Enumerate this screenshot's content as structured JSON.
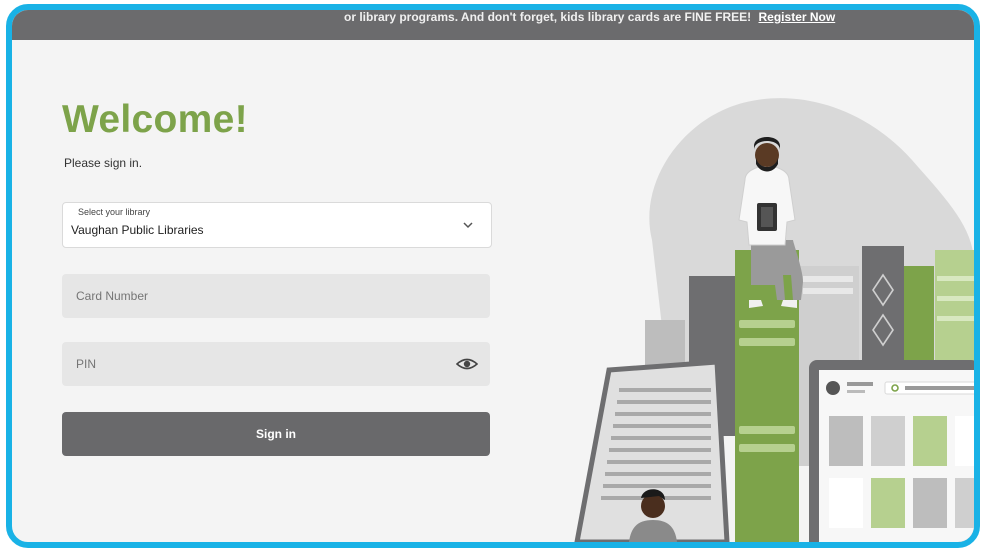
{
  "banner": {
    "text": "or library programs. And don't forget, kids library cards are FINE FREE!",
    "link": "Register Now"
  },
  "welcome": {
    "title": "Welcome!",
    "subtitle": "Please sign in."
  },
  "library_select": {
    "label": "Select your library",
    "value": "Vaughan Public Libraries"
  },
  "card_number": {
    "placeholder": "Card Number"
  },
  "pin": {
    "placeholder": "PIN"
  },
  "signin_button": {
    "label": "Sign in"
  },
  "colors": {
    "accent": "#7da34a",
    "banner": "#6b6b6d",
    "frame": "#19b2e6",
    "button": "#69696b"
  },
  "icons": [
    "chevron-down-icon",
    "eye-icon"
  ]
}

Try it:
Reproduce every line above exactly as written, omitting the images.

Finished task:
Enumerate this screenshot's content as structured JSON.
{
  "banner": {
    "text": "or library programs. And don't forget, kids library cards are FINE FREE!",
    "link": "Register Now"
  },
  "welcome": {
    "title": "Welcome!",
    "subtitle": "Please sign in."
  },
  "library_select": {
    "label": "Select your library",
    "value": "Vaughan Public Libraries"
  },
  "card_number": {
    "placeholder": "Card Number"
  },
  "pin": {
    "placeholder": "PIN"
  },
  "signin_button": {
    "label": "Sign in"
  },
  "colors": {
    "accent": "#7da34a",
    "banner": "#6b6b6d",
    "frame": "#19b2e6",
    "button": "#69696b"
  },
  "icons": [
    "chevron-down-icon",
    "eye-icon"
  ]
}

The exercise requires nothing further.